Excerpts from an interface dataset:
====================
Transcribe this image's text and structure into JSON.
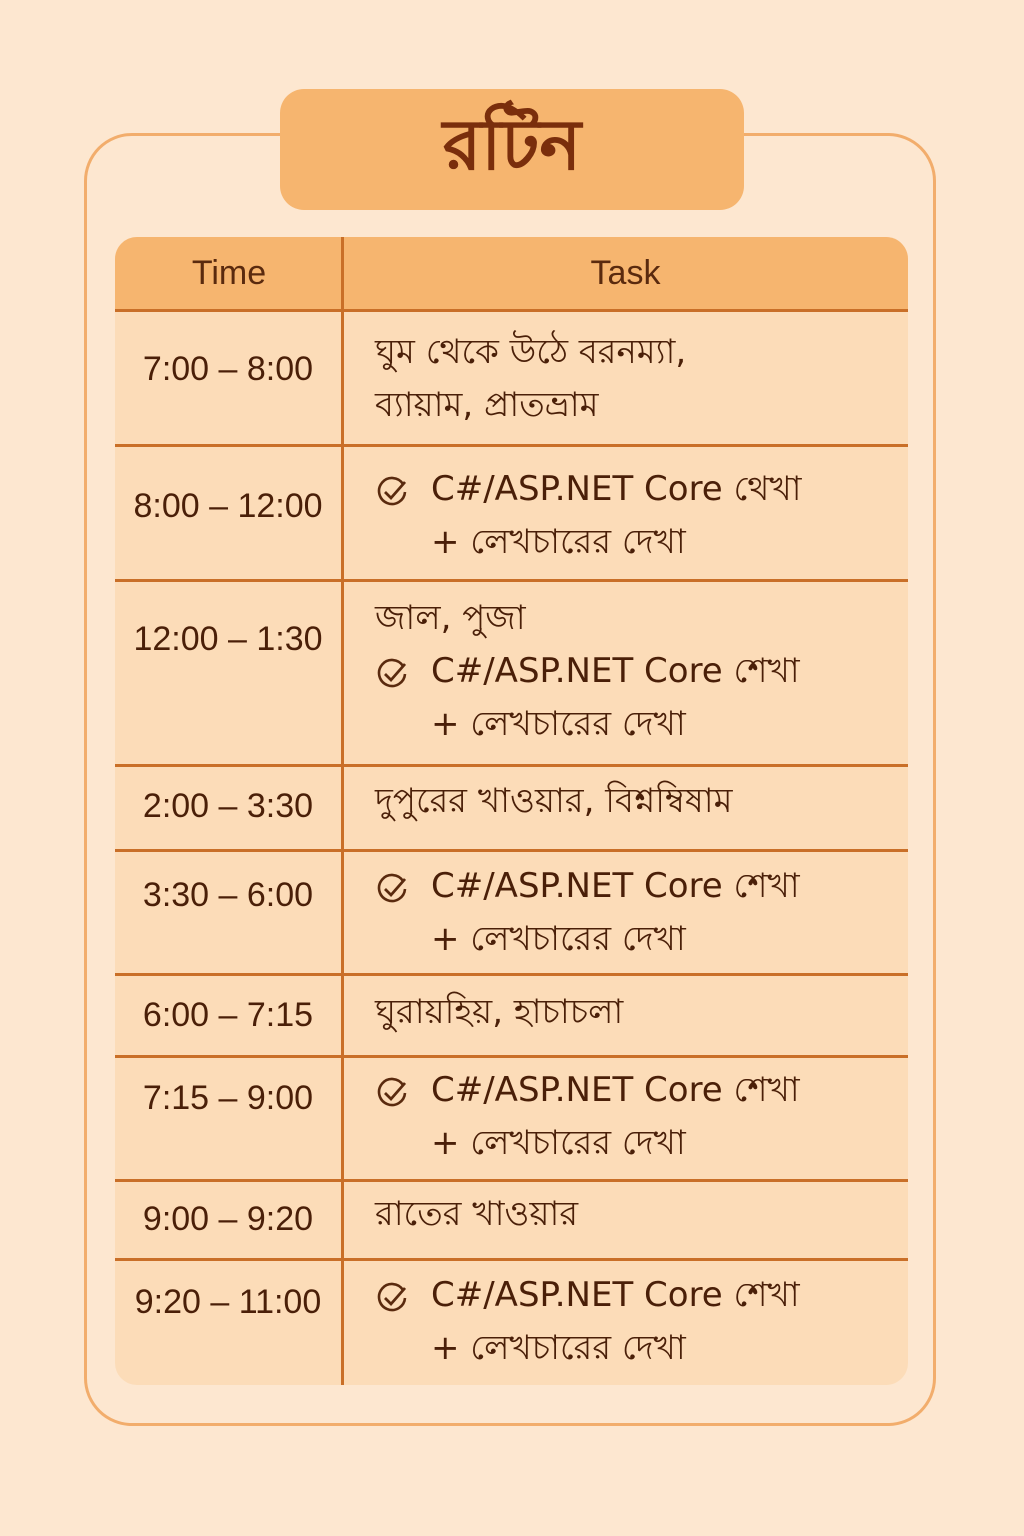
{
  "title": "রটিন",
  "header": {
    "time": "Time",
    "task": "Task"
  },
  "rows": [
    {
      "time": "7:00 – 8:00",
      "lines": [
        "ঘুম থেকে উঠে বরনম্যা,",
        "ব্যায়াম, প্রাতভ্রাম"
      ]
    },
    {
      "time": "8:00 – 12:00",
      "check": "C#/ASP.NET Core থেখা",
      "sub": "+ লেখচারের দেখা"
    },
    {
      "time": "12:00 – 1:30",
      "lines": [
        "জাল, পুজা"
      ],
      "check": "C#/ASP.NET Core শেখা",
      "sub": "+ লেখচারের দেখা"
    },
    {
      "time": "2:00 – 3:30",
      "lines": [
        "দুপুরের খাওয়ার, বিশ্নম্বিষাম"
      ]
    },
    {
      "time": "3:30 – 6:00",
      "check": "C#/ASP.NET Core শেখা",
      "sub": "+ লেখচারের দেখা"
    },
    {
      "time": "6:00 – 7:15",
      "lines": [
        "ঘুরায়হিয়, হাচাচলা"
      ]
    },
    {
      "time": "7:15 – 9:00",
      "check": "C#/ASP.NET Core শেখা",
      "sub": "+ লেখচারের দেখা"
    },
    {
      "time": "9:00 – 9:20",
      "lines": [
        "রাতের খাওয়ার"
      ]
    },
    {
      "time": "9:20 – 11:00",
      "check": "C#/ASP.NET Core শেখা",
      "sub": "+ লেখচারের দেখা"
    }
  ],
  "icons": {
    "check": "check-circle-icon"
  },
  "colors": {
    "background": "#fde7d0",
    "accent": "#f6b56f",
    "divider": "#c96f28",
    "text": "#4a1f08"
  }
}
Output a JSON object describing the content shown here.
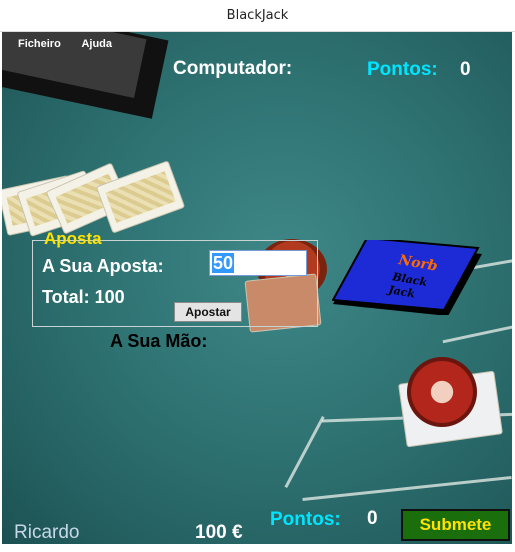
{
  "window": {
    "title": "BlackJack"
  },
  "menu": {
    "file": "Ficheiro",
    "help": "Ajuda"
  },
  "computer": {
    "label": "Computador:",
    "points_label": "Pontos:",
    "points_value": "0"
  },
  "bet": {
    "legend": "Aposta",
    "your_bet_label": "A Sua Aposta:",
    "bet_value": "50",
    "total_label": "Total: 100",
    "bet_button": "Apostar"
  },
  "deck": {
    "logo_line1": "Norb",
    "logo_line2": "Black",
    "logo_line3": "Jack"
  },
  "hand": {
    "label": "A Sua Mão:"
  },
  "player": {
    "name": "Ricardo",
    "money": "100 €",
    "points_label": "Pontos:",
    "points_value": "0",
    "submit_button": "Submete"
  },
  "colors": {
    "accent_cyan": "#00e5ff",
    "accent_yellow": "#ffe200",
    "felt": "#2f7373",
    "submit_bg": "#1a6e0c"
  }
}
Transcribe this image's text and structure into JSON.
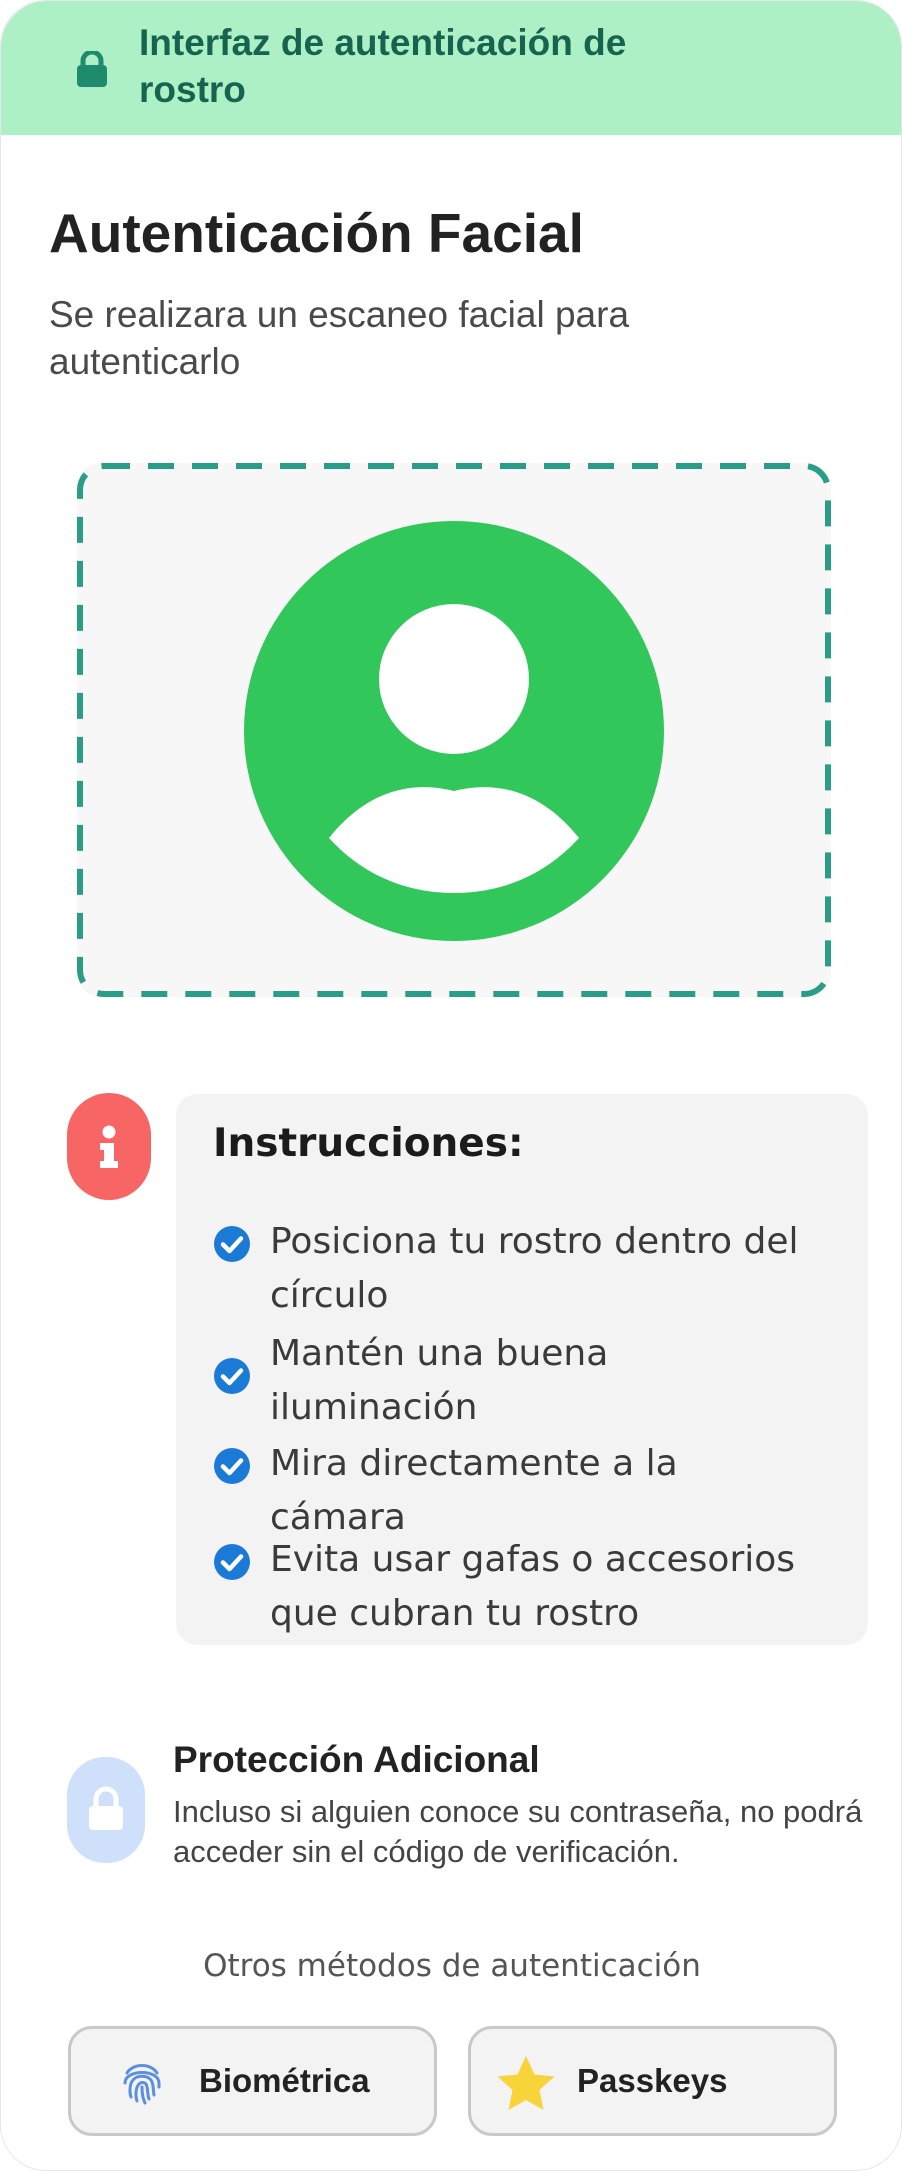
{
  "header": {
    "title": "Interfaz de autenticación de rostro",
    "lock_icon": "lock-icon"
  },
  "main": {
    "title": "Autenticación Facial",
    "subtitle": "Se realizara un escaneo facial para autenticarlo",
    "scan_icon": "user-avatar-icon"
  },
  "instructions": {
    "title": "Instrucciones:",
    "items": [
      "Posiciona tu rostro dentro del círculo",
      "Mantén una buena iluminación",
      "Mira directamente a la cámara",
      "Evita usar gafas o accesorios que cubran tu rostro"
    ]
  },
  "protection": {
    "title": "Protección Adicional",
    "text": "Incluso si alguien conoce su contraseña, no podrá acceder sin el código de verificación."
  },
  "other_methods": {
    "label": "Otros métodos de autenticación",
    "buttons": [
      {
        "label": "Biométrica",
        "icon": "fingerprint-icon"
      },
      {
        "label": "Passkeys",
        "icon": "star-icon"
      }
    ]
  },
  "colors": {
    "header_bg": "#aef0c6",
    "header_text": "#16644f",
    "scan_border": "#2a9d86",
    "avatar": "#31c75a",
    "info_badge": "#f76565",
    "check": "#1a7ad6",
    "protection_badge": "#cfe0fb"
  }
}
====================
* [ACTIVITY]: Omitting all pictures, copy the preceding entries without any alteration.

* [YOUR RESPONSE]:
Transcribe this image's text and structure into JSON.
{
  "title": "রটিন",
  "header": {
    "time": "Time",
    "task": "Task"
  },
  "rows": [
    {
      "time": "7:00 – 8:00",
      "lines": [
        "ঘুম থেকে উঠে বরনম্যা,",
        "ব্যায়াম, প্রাতভ্রাম"
      ]
    },
    {
      "time": "8:00 – 12:00",
      "check": "C#/ASP.NET Core থেখা",
      "sub": "+ লেখচারের দেখা"
    },
    {
      "time": "12:00 – 1:30",
      "lines": [
        "জাল, পুজা"
      ],
      "check": "C#/ASP.NET Core শেখা",
      "sub": "+ লেখচারের দেখা"
    },
    {
      "time": "2:00 – 3:30",
      "lines": [
        "দুপুরের খাওয়ার, বিশ্নম্বিষাম"
      ]
    },
    {
      "time": "3:30 – 6:00",
      "check": "C#/ASP.NET Core শেখা",
      "sub": "+ লেখচারের দেখা"
    },
    {
      "time": "6:00 – 7:15",
      "lines": [
        "ঘুরায়হিয়, হাচাচলা"
      ]
    },
    {
      "time": "7:15 – 9:00",
      "check": "C#/ASP.NET Core শেখা",
      "sub": "+ লেখচারের দেখা"
    },
    {
      "time": "9:00 – 9:20",
      "lines": [
        "রাতের খাওয়ার"
      ]
    },
    {
      "time": "9:20 – 11:00",
      "check": "C#/ASP.NET Core শেখা",
      "sub": "+ লেখচারের দেখা"
    }
  ],
  "icons": {
    "check": "check-circle-icon"
  },
  "colors": {
    "background": "#fde7d0",
    "accent": "#f6b56f",
    "divider": "#c96f28",
    "text": "#4a1f08"
  }
}
Output a JSON object describing the content shown here.
{
  "window": {
    "title": "BlackJack"
  },
  "menu": {
    "file": "Ficheiro",
    "help": "Ajuda"
  },
  "computer": {
    "label": "Computador:",
    "points_label": "Pontos:",
    "points_value": "0"
  },
  "bet": {
    "legend": "Aposta",
    "your_bet_label": "A Sua Aposta:",
    "bet_value": "50",
    "total_label": "Total: 100",
    "bet_button": "Apostar"
  },
  "deck": {
    "logo_line1": "Norb",
    "logo_line2": "Black",
    "logo_line3": "Jack"
  },
  "hand": {
    "label": "A Sua Mão:"
  },
  "player": {
    "name": "Ricardo",
    "money": "100 €",
    "points_label": "Pontos:",
    "points_value": "0",
    "submit_button": "Submete"
  },
  "colors": {
    "accent_cyan": "#00e5ff",
    "accent_yellow": "#ffe200",
    "felt": "#2f7373",
    "submit_bg": "#1a6e0c"
  }
}
Transcribe this image's text and structure into JSON.
{
  "header": {
    "title": "Interfaz de autenticación de rostro",
    "lock_icon": "lock-icon"
  },
  "main": {
    "title": "Autenticación Facial",
    "subtitle": "Se realizara un escaneo facial para autenticarlo",
    "scan_icon": "user-avatar-icon"
  },
  "instructions": {
    "title": "Instrucciones:",
    "items": [
      "Posiciona tu rostro dentro del círculo",
      "Mantén una buena iluminación",
      "Mira directamente a la cámara",
      "Evita usar gafas o accesorios que cubran tu rostro"
    ]
  },
  "protection": {
    "title": "Protección Adicional",
    "text": "Incluso si alguien conoce su contraseña, no podrá acceder sin el código de verificación."
  },
  "other_methods": {
    "label": "Otros métodos de autenticación",
    "buttons": [
      {
        "label": "Biométrica",
        "icon": "fingerprint-icon"
      },
      {
        "label": "Passkeys",
        "icon": "star-icon"
      }
    ]
  },
  "colors": {
    "header_bg": "#aef0c6",
    "header_text": "#16644f",
    "scan_border": "#2a9d86",
    "avatar": "#31c75a",
    "info_badge": "#f76565",
    "check": "#1a7ad6",
    "protection_badge": "#cfe0fb"
  }
}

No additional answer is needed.